ABOUT THIS TASK
Your answer must be an exact copy of the records below, minus the pictures.

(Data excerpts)
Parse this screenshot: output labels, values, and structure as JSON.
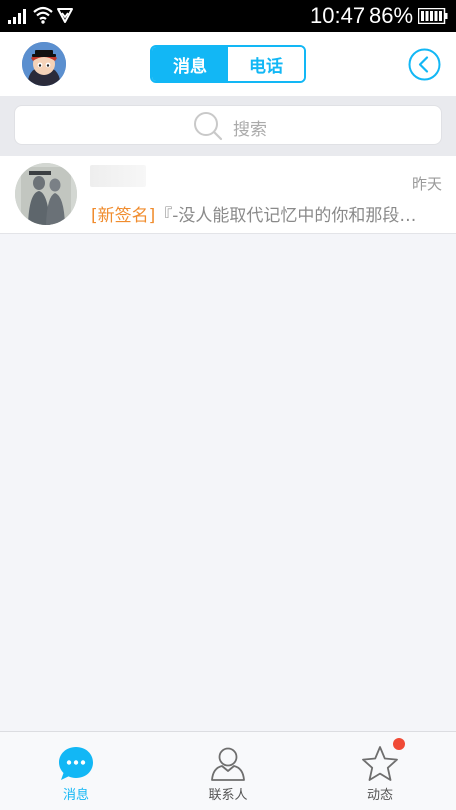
{
  "status_bar": {
    "time": "10:47",
    "battery": "86%",
    "icons": [
      "signal-icon",
      "wifi-icon",
      "vpn-shield-icon",
      "battery-icon"
    ]
  },
  "header": {
    "tabs": [
      {
        "label": "消息",
        "active": true
      },
      {
        "label": "电话",
        "active": false
      }
    ],
    "accent_color": "#12b7f5"
  },
  "search": {
    "placeholder": "搜索"
  },
  "conversations": [
    {
      "time": "昨天",
      "tag": "[新签名]",
      "preview": "『-没人能取代记忆中的你和那段…"
    }
  ],
  "tabbar": {
    "items": [
      {
        "label": "消息",
        "icon": "chat-bubble-icon",
        "active": true
      },
      {
        "label": "联系人",
        "icon": "contacts-icon",
        "active": false
      },
      {
        "label": "动态",
        "icon": "star-icon",
        "active": false,
        "badge": true
      }
    ],
    "badge_color": "#f04a36"
  }
}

WRITTEN ANSWER
Parse this screenshot: output labels, values, and structure as JSON.
{
  "status_bar": {
    "time": "10:47",
    "battery": "86%",
    "icons": [
      "signal-icon",
      "wifi-icon",
      "vpn-shield-icon",
      "battery-icon"
    ]
  },
  "header": {
    "tabs": [
      {
        "label": "消息",
        "active": true
      },
      {
        "label": "电话",
        "active": false
      }
    ],
    "accent_color": "#12b7f5"
  },
  "search": {
    "placeholder": "搜索"
  },
  "conversations": [
    {
      "time": "昨天",
      "tag": "[新签名]",
      "preview": "『-没人能取代记忆中的你和那段…"
    }
  ],
  "tabbar": {
    "items": [
      {
        "label": "消息",
        "icon": "chat-bubble-icon",
        "active": true
      },
      {
        "label": "联系人",
        "icon": "contacts-icon",
        "active": false
      },
      {
        "label": "动态",
        "icon": "star-icon",
        "active": false,
        "badge": true
      }
    ],
    "badge_color": "#f04a36"
  }
}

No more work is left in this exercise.